RECORDS SUPPLIED Block Start

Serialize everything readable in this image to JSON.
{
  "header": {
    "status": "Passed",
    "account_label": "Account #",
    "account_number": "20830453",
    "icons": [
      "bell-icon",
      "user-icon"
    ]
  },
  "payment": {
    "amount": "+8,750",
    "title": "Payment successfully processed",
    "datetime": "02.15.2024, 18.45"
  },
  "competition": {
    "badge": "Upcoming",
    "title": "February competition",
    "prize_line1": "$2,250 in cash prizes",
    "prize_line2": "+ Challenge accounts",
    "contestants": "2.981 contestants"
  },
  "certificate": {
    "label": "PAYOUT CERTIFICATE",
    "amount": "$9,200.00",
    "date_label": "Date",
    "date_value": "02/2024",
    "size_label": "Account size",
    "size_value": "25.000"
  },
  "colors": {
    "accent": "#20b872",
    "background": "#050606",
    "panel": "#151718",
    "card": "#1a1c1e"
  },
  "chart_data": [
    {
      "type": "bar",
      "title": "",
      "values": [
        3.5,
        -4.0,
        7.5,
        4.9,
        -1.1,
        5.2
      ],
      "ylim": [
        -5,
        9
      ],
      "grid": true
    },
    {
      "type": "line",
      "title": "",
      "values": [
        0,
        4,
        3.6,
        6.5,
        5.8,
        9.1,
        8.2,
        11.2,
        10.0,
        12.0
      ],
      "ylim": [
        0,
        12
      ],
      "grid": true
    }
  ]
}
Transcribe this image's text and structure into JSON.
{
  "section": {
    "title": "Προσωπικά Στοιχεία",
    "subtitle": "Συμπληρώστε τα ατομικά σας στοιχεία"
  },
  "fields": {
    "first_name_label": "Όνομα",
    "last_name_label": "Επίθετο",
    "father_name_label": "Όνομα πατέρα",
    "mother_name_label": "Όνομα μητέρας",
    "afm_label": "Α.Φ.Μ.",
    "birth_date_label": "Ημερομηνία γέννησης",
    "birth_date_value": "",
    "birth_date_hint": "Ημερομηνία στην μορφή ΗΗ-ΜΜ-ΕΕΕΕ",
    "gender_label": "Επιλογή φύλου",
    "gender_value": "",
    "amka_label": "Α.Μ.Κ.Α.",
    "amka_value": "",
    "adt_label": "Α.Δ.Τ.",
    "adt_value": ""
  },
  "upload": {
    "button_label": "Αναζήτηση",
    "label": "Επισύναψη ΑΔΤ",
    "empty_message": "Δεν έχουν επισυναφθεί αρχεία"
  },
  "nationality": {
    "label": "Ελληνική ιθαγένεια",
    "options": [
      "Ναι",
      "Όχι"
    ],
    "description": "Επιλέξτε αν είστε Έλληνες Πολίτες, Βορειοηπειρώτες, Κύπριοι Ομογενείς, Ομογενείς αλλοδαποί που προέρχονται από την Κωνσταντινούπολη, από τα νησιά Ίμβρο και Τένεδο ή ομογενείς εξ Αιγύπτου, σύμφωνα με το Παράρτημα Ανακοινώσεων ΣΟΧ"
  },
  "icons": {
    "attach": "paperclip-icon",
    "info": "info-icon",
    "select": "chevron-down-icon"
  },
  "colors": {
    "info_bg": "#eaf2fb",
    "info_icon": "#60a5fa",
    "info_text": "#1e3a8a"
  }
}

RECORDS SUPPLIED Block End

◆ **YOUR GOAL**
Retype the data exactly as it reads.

◆ **OUTPUT OF THE TASK**
Serialize everything readable in this image to JSON.
{
  "header": {
    "status": "Passed",
    "account_label": "Account #",
    "account_number": "20830453",
    "icons": [
      "bell-icon",
      "user-icon"
    ]
  },
  "payment": {
    "amount": "+8,750",
    "title": "Payment successfully processed",
    "datetime": "02.15.2024, 18.45"
  },
  "competition": {
    "badge": "Upcoming",
    "title": "February competition",
    "prize_line1": "$2,250 in cash prizes",
    "prize_line2": "+ Challenge accounts",
    "contestants": "2.981 contestants"
  },
  "certificate": {
    "label": "PAYOUT CERTIFICATE",
    "amount": "$9,200.00",
    "date_label": "Date",
    "date_value": "02/2024",
    "size_label": "Account size",
    "size_value": "25.000"
  },
  "colors": {
    "accent": "#20b872",
    "background": "#050606",
    "panel": "#151718",
    "card": "#1a1c1e"
  },
  "chart_data": [
    {
      "type": "bar",
      "title": "",
      "values": [
        3.5,
        -4.0,
        7.5,
        4.9,
        -1.1,
        5.2
      ],
      "ylim": [
        -5,
        9
      ],
      "grid": true
    },
    {
      "type": "line",
      "title": "",
      "values": [
        0,
        4,
        3.6,
        6.5,
        5.8,
        9.1,
        8.2,
        11.2,
        10.0,
        12.0
      ],
      "ylim": [
        0,
        12
      ],
      "grid": true
    }
  ]
}
Transcribe this image's text and structure into JSON.
{
  "section": {
    "title": "Προσωπικά Στοιχεία",
    "subtitle": "Συμπληρώστε τα ατομικά σας στοιχεία"
  },
  "fields": {
    "first_name_label": "Όνομα",
    "last_name_label": "Επίθετο",
    "father_name_label": "Όνομα πατέρα",
    "mother_name_label": "Όνομα μητέρας",
    "afm_label": "Α.Φ.Μ.",
    "birth_date_label": "Ημερομηνία γέννησης",
    "birth_date_value": "",
    "birth_date_hint": "Ημερομηνία στην μορφή ΗΗ-ΜΜ-ΕΕΕΕ",
    "gender_label": "Επιλογή φύλου",
    "gender_value": "",
    "amka_label": "Α.Μ.Κ.Α.",
    "amka_value": "",
    "adt_label": "Α.Δ.Τ.",
    "adt_value": ""
  },
  "upload": {
    "button_label": "Αναζήτηση",
    "label": "Επισύναψη ΑΔΤ",
    "empty_message": "Δεν έχουν επισυναφθεί αρχεία"
  },
  "nationality": {
    "label": "Ελληνική ιθαγένεια",
    "options": [
      "Ναι",
      "Όχι"
    ],
    "description": "Επιλέξτε αν είστε Έλληνες Πολίτες, Βορειοηπειρώτες, Κύπριοι Ομογενείς, Ομογενείς αλλοδαποί που προέρχονται από την Κωνσταντινούπολη, από τα νησιά Ίμβρο και Τένεδο ή ομογενείς εξ Αιγύπτου, σύμφωνα με το Παράρτημα Ανακοινώσεων ΣΟΧ"
  },
  "icons": {
    "attach": "paperclip-icon",
    "info": "info-icon",
    "select": "chevron-down-icon"
  },
  "colors": {
    "info_bg": "#eaf2fb",
    "info_icon": "#60a5fa",
    "info_text": "#1e3a8a"
  }
}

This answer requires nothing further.